Thanks, Jen. As always, you’ve provided an in-depth and insightful interpretation of a key figure from Paul’s letter. How awesome would it have been to welcome Phoebe into the community and hear what she had to say! Thanks for introducing and bringing her ‘alive’ for us!
Thank you Dr. Jen!
I really appreciate your reflections!
How do we know that Phebe/phoebe was a deacon? I have look in the Bible 16 1-2 and it doesn’t mention it. Where did you located this information?
As indicated in my post, verse 1 identifies her as a deacon. If you are using a different English translation, it might choose a different word.
Actually, the interpretation of the author is only one possibility. While the word “diaconos” can sometimes apply to an officer, and, as she has correctly indicated, it CAN also apply to those who preach the Word, it can also simply mean “a servant in general.” This is its meaning the other two times it is used in Romans (13:7 to speak of the Roman Government, and 15:8 to speak generally of Christ). Therefore, the word almost certainly does NOT indicate that Phoebe was an officer in the church in the sense of being a deacon(ess), which is why all major interpretations translate the word as “servant” rather than “deacon.” Phoebe was a noble servant, but not an officer. When we try to ascribe meaning to words, we should always look at other uses of the word in the same book first. If the meaning in the other two instances refers to a servant in general, the burden of proof is on the interpreter who advocates for a different meaning for the other use in question. Moreover, to claim that Phoebe was a deacon would conflict with Paul’s own instruction regarding the male-only requirements of deacons in 1 Timothy 3. Otherwise, this is a very helpful and instructive article!
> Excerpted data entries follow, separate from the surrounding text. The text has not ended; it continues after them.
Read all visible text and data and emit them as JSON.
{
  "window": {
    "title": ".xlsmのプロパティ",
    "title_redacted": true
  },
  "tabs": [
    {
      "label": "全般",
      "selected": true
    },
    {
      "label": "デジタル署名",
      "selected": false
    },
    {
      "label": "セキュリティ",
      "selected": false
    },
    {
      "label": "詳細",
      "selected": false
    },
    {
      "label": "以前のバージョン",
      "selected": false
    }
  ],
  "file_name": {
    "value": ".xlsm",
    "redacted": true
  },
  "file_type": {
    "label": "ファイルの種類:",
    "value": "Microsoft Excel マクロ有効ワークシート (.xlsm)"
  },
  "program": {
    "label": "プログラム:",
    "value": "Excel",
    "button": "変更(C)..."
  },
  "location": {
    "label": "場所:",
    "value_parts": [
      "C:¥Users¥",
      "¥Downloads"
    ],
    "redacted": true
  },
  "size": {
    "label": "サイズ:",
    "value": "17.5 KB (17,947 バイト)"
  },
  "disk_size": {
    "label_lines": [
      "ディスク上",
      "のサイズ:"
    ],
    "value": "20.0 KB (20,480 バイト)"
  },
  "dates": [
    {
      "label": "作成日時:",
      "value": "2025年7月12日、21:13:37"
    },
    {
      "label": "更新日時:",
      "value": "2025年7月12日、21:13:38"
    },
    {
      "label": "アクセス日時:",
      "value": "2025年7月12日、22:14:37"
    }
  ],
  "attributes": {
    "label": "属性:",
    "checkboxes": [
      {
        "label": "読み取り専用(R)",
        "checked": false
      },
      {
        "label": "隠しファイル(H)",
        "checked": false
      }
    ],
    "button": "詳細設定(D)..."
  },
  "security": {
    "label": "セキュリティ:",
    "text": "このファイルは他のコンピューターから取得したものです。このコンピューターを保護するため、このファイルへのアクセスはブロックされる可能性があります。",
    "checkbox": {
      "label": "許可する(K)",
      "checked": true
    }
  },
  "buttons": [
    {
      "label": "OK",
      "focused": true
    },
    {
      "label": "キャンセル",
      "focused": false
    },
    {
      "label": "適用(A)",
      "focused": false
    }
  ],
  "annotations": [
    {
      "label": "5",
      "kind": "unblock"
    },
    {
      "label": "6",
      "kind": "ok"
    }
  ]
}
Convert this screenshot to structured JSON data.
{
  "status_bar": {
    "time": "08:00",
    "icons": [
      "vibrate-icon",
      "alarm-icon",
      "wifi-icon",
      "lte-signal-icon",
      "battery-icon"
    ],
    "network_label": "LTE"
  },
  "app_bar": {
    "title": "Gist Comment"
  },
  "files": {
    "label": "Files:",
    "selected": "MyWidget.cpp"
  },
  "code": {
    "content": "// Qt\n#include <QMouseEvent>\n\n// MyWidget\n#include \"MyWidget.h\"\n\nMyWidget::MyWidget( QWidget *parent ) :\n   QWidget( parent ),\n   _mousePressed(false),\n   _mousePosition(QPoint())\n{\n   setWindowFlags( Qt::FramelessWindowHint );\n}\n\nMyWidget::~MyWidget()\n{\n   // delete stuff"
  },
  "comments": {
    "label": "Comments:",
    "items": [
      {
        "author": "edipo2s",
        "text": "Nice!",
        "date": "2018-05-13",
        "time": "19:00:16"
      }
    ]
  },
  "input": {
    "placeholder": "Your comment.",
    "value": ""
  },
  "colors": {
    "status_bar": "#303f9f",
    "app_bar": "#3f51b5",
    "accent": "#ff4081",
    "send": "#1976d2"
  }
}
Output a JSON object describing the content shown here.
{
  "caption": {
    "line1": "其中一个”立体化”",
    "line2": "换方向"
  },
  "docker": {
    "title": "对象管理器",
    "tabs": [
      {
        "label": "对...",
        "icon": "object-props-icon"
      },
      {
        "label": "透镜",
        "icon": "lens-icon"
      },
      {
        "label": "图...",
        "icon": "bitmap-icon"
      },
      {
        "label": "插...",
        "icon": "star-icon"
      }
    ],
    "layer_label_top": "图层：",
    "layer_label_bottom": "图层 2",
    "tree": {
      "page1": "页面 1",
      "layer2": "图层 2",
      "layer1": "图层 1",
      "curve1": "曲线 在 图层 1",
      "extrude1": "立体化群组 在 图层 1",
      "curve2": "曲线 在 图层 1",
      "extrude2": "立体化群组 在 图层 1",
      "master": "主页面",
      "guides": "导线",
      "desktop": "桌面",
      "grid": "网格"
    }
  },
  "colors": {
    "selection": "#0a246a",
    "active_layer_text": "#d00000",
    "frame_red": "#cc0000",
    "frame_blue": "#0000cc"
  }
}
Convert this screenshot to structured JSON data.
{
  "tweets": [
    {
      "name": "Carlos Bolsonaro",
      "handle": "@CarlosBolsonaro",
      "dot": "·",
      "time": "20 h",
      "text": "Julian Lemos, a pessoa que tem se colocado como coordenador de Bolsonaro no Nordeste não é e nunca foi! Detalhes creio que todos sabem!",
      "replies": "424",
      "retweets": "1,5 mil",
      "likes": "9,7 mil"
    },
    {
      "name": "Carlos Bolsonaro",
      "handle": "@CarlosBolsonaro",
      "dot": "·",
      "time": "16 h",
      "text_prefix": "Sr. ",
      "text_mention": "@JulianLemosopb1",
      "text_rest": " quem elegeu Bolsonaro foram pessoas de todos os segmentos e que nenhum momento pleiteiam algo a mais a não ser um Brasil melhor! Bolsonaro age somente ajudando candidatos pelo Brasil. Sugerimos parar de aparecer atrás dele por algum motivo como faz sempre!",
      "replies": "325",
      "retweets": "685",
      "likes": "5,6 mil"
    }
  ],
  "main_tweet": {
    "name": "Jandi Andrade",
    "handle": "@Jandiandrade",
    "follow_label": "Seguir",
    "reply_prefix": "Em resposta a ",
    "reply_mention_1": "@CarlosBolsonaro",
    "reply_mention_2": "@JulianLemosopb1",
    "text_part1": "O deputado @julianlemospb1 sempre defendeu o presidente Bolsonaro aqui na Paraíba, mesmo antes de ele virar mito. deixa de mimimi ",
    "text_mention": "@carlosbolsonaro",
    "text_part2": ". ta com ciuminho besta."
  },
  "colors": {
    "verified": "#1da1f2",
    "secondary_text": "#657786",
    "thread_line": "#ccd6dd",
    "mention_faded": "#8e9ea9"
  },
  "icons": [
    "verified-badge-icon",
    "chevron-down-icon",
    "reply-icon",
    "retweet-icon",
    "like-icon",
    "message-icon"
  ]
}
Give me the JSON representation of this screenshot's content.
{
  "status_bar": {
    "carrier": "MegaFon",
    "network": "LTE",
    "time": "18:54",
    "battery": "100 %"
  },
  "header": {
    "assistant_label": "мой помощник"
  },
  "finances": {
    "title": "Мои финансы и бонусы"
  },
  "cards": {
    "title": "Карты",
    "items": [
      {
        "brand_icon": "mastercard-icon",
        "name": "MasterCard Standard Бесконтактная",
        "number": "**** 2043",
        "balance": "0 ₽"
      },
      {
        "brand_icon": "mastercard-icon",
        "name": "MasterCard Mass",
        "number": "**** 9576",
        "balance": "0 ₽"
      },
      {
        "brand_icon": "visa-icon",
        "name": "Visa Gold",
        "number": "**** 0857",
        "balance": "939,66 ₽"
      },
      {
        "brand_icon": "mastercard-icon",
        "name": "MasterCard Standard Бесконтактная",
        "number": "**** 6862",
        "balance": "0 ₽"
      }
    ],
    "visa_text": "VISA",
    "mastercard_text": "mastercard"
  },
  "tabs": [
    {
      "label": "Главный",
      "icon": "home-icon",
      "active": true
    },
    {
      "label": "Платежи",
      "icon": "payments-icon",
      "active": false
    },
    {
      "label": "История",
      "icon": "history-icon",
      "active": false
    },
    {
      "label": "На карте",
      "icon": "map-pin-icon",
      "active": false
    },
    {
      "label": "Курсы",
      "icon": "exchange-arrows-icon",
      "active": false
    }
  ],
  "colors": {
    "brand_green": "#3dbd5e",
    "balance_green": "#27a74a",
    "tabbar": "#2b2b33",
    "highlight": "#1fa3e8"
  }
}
My post identifies her as a “servant leader” not an “officer,” and explicitly says that it’s not clear exactly what that word would have meant at this very early time in church history. I think it’s clear that Paul’s use of the word here identifies her a some kind of leader in the gospel ministry, but there’s no way to know exactly what her role would have been. Also, I do not believe that Paul wrote 1 Timothy (evidence for pseudonymity is strong), so a discrepancy there doesn’t affect my interpretation of what Paul meant in this passage. To me, 1 Timothy represents the theology of a later generation, during the time when the church had to wrestle with how to survive within Greco-Roman society, and at that time the unconventional behavior of some Christian women was a concern for some of the leaders of the church, including the author of 1 Timothy.
Thank you for expounding these verses in Romans 6 to dispel the notion that Paul forbids women speaking in the Church in 1 Timothy 2. Clearly in Galatians 3:26-28,there is no more distinction if Christ dwells in a person and is made in a similitude of God thru His Holy Spirit .
so what was Paul talking about then? Why does Paul even address things to men and women separately if there is nothing tied to gender anymore?
Well, A) there there is no contradictions here. though. Phoebe was not acting as a pastor, but rather as the spokesperson of Paul in presenting his letter. 1 Timothy 2 deals specifically with the authority and 1 Timothy 3 blows an even more heavy tone with the definition of a deacon being a “husband of one wife”. Its not possible to be a woman and the “husband” of another woman.
I think the church sometimes gets stuck in a silly notion that to preach is to be male, when it was always meant as a pastoral role in the church, as an example of Christ and the Church. That Phoebe can be a spokesperson speaks to everyone’s ability to influence others.
What is great, is that of all the people first in the list, God chose Phoebe to be the first, so I agree that there is no distinction between male and female. Just here on earth, there are roles that each plays. Its not about competition as Paul clearly was not threatened. 🙂
Actually, when Paul discussed the qualifications for a deacon, it was to address the issue of polygamy which was common. He was not saying only men can be in leadership positions. It is vital we handle the Word correctly. But traditions of men run deep.